Financial Co-operatives

Financial co-operatives make up a big part of the co-operative sector in Ontario, and include both credit unions and caisses populaires, as well as insurance co-operatives. Learn more about them in this section!






A credit union is a member-owned financial co-operative. The board of directors is elected in a democratic one-person-one-vote system, regardless of the amount of money they invested in the credit union. Locally-elected board directors help credit unions better understand what’s important to their members and their local community.

Like other financial institutions, credit unions (or caisses populaires, the francophone equivalent primarily located in Québec), are full service financial institutions and provide chequing accounts, mortgages, business loans and investment advice. Unlike banks, however, credit unions are collectively owned by the people who belong to them. Every member is a shareholder, every shareholder is equal, and every credit union is a co-operative that answers to its members exclusively. As such, all members have an equal say in how their credit union is governed and operates - i.e., they can voice their concerns and vote on the issues that matter to them. Rooted in this co-operative structure, the credit union difference is all about service – to members and to the community. 

Their profits also have a higher purpose – to benefit the people they were built to serve, and their purpose is to provide service to their members and to contribute to the economic, social, and environmental well-being of the community in which they reside. Credit unions take the time to understand their members’ needs and work hard to tailor their products and services to meet them. Money left over at the end of the year is returned to members in the form of dividends, and donated to communities in the form of donations, scholarships and other initiatives.

The first credit union in Canada, Caisse Populaire de Lévis, was formed by Alphonse Desjardins in Quebec in 1901. Like their non-financial co-operative counterparts, many credit unions were since created to fill a void and serve a need, helping communities become more sustainable and more independent. 
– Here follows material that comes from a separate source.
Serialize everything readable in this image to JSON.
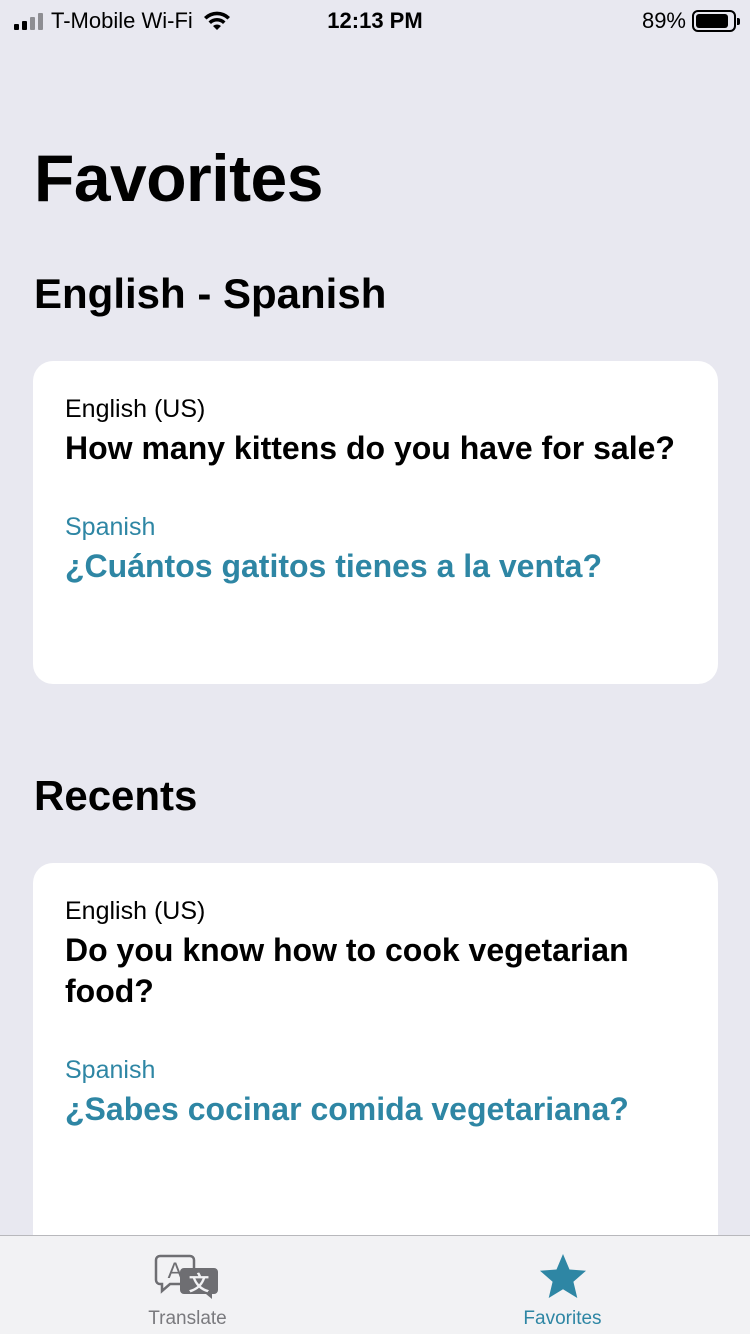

In Ontario alone, there are about 70 independent credit unions and over 500 branches to serve their members' needs. Anyone can join a credit union, and more and more Ontarians are choosing credit unions over banks as they learn that the profits go directly back to the members, the local economy and the communities they serve - instead of the big banks and their shareholders!

Credit unions and caisses populaires in Ontario are governed by a different Act than non-financial co-operatives - the Credit Unions and Caisses Populaires Act. Ontario's credit unions are regulated through a comprehensive regulatory framework, and the Ministry of Finance is responsible for developing and proposing the laws that credit unions must follow. The Superintendent of Financial Services is responsible for ensuring that credit unions operate in accordance with the requirements of the Act and Regulations, particularly with respect to issues involving market conduct relating to members and the general public. The Financial Securities Reglatory Authority (FSRA) is responsible for incorporating credit unions and caisses populaires, approving changes to their charter, as well as for certain approvals under the Act, and for reviewing complaints against credit unions and caisses populaires. They are also responsible for overseeing compliance with solvency rules and for providing deposit insurance protection for deposits held in Ontario credit unions up to prescribed limits. Learn more about Financial Services Co-operatives, and check out some of the great videos on credit unions below! Read the Canadian Credit Union Association's 2017 Community Economic Impact Report to learn more about how credit unions are contributing to the social and economic fabric of Canada.

Learn more about credit unions by checking out these short videos...



An insurance co-operative is a co-operative entity that provides insurance and is also owned collectively by the people that the organization insures. A mutual insurance company is similar to a co-operative in that the policyholder is the insured party and also a participant in the business.

Co-operators Group Limited is not just a great name for an insurance company - it is also a leading Canadian, diversified, integrated, multi-line insurance and financial services co-operative! They are one of Canada's largest co-operatives, with $44.9 billion in assets under administration, close to 5,000 employees and a dedicated Financial Advisor network across the country. Their member owners include co-operative organizations, credit union centrals and representative farm organizations. Their vision to be a catalyst for a sustainable society is reflected in all aspects of their operations including their community investment programs, which support people in need and help build community resiliency. 





Want to get your insurance from an amazing organization that has also been on Canada's Best Employers list for fifteen consecutive years? Visit the Co-operators website to get started! Need specialized coverage and services to protect and build your co-operative? Check out Co-op Guard, coverage by and for co-operatives, or email them at [email protected].